Tour operators and ski resorts are assuring British skiers that the upcoming planned strike among ski lift operators is likely to be a “non-event,” saying that the first strike, which took place last week, caused so little disruption that skiers didn’t even notice it was on.
Next month’s strikes have been called by the two main French unions that represent ski lift operators and seasonal workers — Force Ouvrière (FO) and the CGT — in protest at the controversial pension reforms and the modification of unemployment insurance schemes for seasonal workers. With British and French school holidays taking place during the month of February, the unions hope to cause maximum disruption.
But ski resorts and tour operators, who have been hit hard in the past few years by the Covid pandemic and then poor snow at the start of this season, claim that if they do materialise, the industrial action will cause little to no disruption.
Although it has been widely reported that “unlimited” strike notices have been filed for the month of February and over the Ski World Cup in Méribel and Courchevel (February 6-19), so far only one further day of action is planned, for next Tuesday (January 31), and few lift operators are expected to take part.
Last week’s strike, on January 19, caused no disruption with three lift operators in Courchevel and four in Les Menuires, taking part, said Olivier Desaulty, director of Les 3 Vallées, the country’s biggest ski area.
“The strike was little followed and had no impact on holidaymakers,” he said, adding: “We respect this right to strike while maintaining quality social dialogue every day, which allows us to be optimistic for the February holidays and the World Championship.”
It’s the same situation in Les Arcs, where VIP founder Andy Sturt this morning had a meeting with the head of École de Ski Français and told the Daily Telegraph: “No one seems to have any appetite for action, only a few lifties didn’t come to work last week”.
Xavier Schouller of French mountain specialist Peak Retreats, went even further, describing the reported strikes as “a total non-event”.
“Nothing will actually happen, and there won’t be the slightest disruption in 95 per cent of French resorts,” says Schouller. “It’s the French system of national ‘préavis, which has happened many times before.”
FO general secretary Eric Becker described the strike as “the only way to be heard by the government”, explaining: “This reform has penalized seasonal workers, whose unemployment benefits are sometimes halved, [to the point that] we can no longer recruit.”

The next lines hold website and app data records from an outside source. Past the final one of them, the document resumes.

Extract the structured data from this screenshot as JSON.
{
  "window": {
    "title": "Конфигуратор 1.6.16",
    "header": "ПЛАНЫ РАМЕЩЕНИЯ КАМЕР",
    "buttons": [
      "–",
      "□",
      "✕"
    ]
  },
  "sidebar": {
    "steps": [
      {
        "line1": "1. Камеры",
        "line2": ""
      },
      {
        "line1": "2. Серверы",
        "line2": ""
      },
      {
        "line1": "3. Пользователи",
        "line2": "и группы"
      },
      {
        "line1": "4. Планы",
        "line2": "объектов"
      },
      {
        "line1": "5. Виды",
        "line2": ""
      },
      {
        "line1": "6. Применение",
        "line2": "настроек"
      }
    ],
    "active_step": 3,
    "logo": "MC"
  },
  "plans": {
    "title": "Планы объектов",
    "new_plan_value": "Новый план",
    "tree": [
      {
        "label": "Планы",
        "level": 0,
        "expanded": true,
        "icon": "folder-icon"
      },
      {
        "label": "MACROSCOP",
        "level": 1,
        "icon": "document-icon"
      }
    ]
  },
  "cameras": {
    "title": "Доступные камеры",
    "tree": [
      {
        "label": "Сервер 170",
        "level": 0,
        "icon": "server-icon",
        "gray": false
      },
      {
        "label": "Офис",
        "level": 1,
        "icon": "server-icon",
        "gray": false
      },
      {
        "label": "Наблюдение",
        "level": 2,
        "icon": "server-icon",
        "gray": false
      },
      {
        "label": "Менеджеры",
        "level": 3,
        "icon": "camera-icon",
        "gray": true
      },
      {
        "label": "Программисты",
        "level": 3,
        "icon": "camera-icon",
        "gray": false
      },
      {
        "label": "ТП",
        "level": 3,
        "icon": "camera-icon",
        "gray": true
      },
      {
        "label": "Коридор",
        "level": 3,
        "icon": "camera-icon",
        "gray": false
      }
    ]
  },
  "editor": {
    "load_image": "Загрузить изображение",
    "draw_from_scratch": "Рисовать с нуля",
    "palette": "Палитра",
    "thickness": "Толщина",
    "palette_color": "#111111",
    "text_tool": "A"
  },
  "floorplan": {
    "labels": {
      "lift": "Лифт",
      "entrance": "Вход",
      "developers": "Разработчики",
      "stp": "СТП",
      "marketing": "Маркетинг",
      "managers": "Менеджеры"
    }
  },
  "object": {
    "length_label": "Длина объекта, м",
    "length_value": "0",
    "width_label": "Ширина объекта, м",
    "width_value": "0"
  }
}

Softening on previous statements of an intention to cause maximum disruption, Becker added: “The lifts will operate normally from the next day (February 1), we do not want to further weaken companies already in difficulty.”
Pierre Scholl, national representative of the CGT for ski lifts, added: “You can’t imagine [pisteurs] transporting injured people at the age of 64. Today, seniors are no longer hired on construction sites and women have trouble finding work in the off-season, often finding themselves without anything — that’s a lot of families.”
Last week’s strike also went unnoticed in Val d’Isere where Molly Peters, 23, is working a season for VIP Ski.
She said: “I’ve not even heard of a strike, let alone heard of it affecting anyone.”
Two of the UK’s biggest ski tour operators, Inghams and Crystal Ski Holidays, told the Telegraph that they were keeping tabs on the situation and liaising with guests staying in affected areas.
Melvin Westlake, head of Inghams Winter Product comments said: "We are waiting for more information at this stage with details of the suggested strikes going ahead and how this may affect our French ski resorts. Our understanding is that it may only be for one day and that it may not affect all French resorts or all lifts. We will do our best to let our guests know if there will be disruption on this day and obviously it only affects our guests staying in our French resorts. "
A spokesman for Crystal Ski Holidays said: “We’re aware of potential ski lift operator strike action during February. We’re working with our partners in our resorts to understand the impact so we can help mitigate disruption where possible. We will be liaising with customers who are travelling to France during this time directly to keep them updated.”
When are the strikes in French ski resorts taking place?
Strikes will start next Tuesday (January 31). Although it has been widely reported that “unlimited” strike notices have been filed for the month of February, including over the half term holidays, so far January 31 is the only day of action planned – and few lift operators are expected to take part.
“In a nutshell there won’t be any disruption to skiers except maybe the odd lift in January 31,” says Schouller.
Which resorts will be impacted?
It is not yet known which resorts or lifts will be involved in strike action – conversations are ongoing and operators will be in touch with any travellers who might be impacted.
Will my ski holiday be cancelled?
Operators and resorts are eager to assure holidaymakers that the reported strike action will not impact ski holidays.
“At Peak Retreats we have been reassured buy all our major partners that there won’t be any disruption to skiers,” says Schouller.
However, in the unlikely circumstance of things developing and more walkouts materialising, resulting in visitors being unable to ski or complete their holiday as sold, as per standard terms and conditions, if your trip is part of a package your operator will likely move you to a resort where you can ski, or offer a refund. If you have booked independently you should consult individual providers and airlines, and consult your travel insurance, however few policies are likely to cover strike action.